Our body reacts to a fracture by protecting the injured area with a blood clot, and callus or fibrous tissue. Bone cells begin forming on either side of the fracture line. These cells grow towards each other and thus close the fracture.
The objective of early fracture management is to control bleeding, prevent ischemic injury (bone death) and remove sources of infection, such as foreign bodies and dead tissue. The next step in fracture management is the reduction of the fracture and its maintenance. It is important to ensure that the involved part of the body returns to its function after the fracture heals. To achieve this, maintenance of the fracture reduction with immobilization technique is done by either non-operative or surgical methods.
Non-operative (closed) therapy comprises of:
External fixation is performed in the following conditions:
Fractures may take several weeks to months to heal completely. You should limit your activities even after the removal of the cast or brace so that the bone becomes solid enough to bear the stress. Rehabilitation program involves exercises and gradual increase in activity levels until the process of healing is complete.
The foot and ankle in the human body work together to provide balance, stability, movement and propulsion.
This complex anatomy consists of:

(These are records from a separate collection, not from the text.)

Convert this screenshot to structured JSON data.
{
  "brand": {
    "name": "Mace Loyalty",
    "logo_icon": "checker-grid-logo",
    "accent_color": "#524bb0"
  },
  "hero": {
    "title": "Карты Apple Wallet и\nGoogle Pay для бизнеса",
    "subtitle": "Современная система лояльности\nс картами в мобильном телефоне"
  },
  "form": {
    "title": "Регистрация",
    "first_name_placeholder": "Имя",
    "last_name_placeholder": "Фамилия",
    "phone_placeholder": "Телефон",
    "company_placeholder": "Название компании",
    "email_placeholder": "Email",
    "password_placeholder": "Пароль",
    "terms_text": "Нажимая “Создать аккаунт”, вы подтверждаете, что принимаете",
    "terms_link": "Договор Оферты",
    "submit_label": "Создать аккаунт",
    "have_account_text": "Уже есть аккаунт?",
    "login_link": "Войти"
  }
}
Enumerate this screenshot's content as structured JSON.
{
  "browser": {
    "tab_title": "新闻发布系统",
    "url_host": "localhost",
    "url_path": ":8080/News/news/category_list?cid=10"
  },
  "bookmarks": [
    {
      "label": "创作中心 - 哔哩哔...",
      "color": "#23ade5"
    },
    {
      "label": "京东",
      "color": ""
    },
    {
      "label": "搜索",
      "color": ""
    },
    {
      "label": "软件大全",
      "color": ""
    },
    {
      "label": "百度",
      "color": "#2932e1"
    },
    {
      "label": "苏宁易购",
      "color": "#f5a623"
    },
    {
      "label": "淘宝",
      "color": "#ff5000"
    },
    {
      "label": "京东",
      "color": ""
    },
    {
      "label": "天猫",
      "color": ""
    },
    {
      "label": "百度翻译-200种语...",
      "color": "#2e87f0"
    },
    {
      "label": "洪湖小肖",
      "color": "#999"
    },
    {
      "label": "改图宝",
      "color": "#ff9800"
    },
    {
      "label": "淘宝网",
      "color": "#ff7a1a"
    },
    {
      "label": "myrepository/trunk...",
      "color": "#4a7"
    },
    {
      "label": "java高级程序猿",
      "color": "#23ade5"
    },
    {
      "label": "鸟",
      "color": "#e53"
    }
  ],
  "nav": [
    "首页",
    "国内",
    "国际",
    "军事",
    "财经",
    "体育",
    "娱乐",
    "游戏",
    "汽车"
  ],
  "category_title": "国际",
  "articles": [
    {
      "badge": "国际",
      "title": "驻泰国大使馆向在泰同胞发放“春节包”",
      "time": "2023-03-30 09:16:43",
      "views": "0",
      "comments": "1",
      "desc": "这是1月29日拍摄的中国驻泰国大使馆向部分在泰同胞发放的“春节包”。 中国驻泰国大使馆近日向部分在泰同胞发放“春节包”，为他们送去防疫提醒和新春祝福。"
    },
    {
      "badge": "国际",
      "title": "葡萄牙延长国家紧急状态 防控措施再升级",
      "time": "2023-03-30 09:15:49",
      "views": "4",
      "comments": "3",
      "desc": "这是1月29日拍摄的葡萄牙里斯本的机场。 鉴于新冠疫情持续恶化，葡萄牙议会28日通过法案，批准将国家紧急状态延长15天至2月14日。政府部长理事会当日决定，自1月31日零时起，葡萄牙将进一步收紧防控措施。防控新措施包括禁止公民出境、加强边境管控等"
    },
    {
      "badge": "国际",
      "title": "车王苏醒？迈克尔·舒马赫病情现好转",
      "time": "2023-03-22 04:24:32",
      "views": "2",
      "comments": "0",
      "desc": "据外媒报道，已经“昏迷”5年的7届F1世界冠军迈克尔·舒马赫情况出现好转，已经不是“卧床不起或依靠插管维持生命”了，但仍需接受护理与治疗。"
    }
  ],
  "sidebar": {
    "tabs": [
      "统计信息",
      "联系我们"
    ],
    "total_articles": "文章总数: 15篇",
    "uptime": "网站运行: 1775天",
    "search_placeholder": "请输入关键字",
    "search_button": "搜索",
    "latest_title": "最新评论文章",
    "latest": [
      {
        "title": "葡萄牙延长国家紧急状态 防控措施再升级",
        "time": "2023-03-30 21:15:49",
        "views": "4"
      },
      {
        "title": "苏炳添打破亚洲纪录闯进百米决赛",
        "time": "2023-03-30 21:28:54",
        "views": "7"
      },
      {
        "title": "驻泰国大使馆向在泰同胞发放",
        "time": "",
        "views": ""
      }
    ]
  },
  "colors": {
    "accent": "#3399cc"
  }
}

The thigh bone (femur) and the pelvis (acetabulum) join to form the hip joint. The hip joint is a “ball and socket” joint. The “ball” is the head of the femur and the “socket” is the cup shaped acetabulum. The joint surface is covered by a smooth articular surface called cartilage that cushions the joint and allows pain-free movement. This cartilage does not show up on X-ray, therefore you can see a “joint space” between the femoral head and acetabular socket.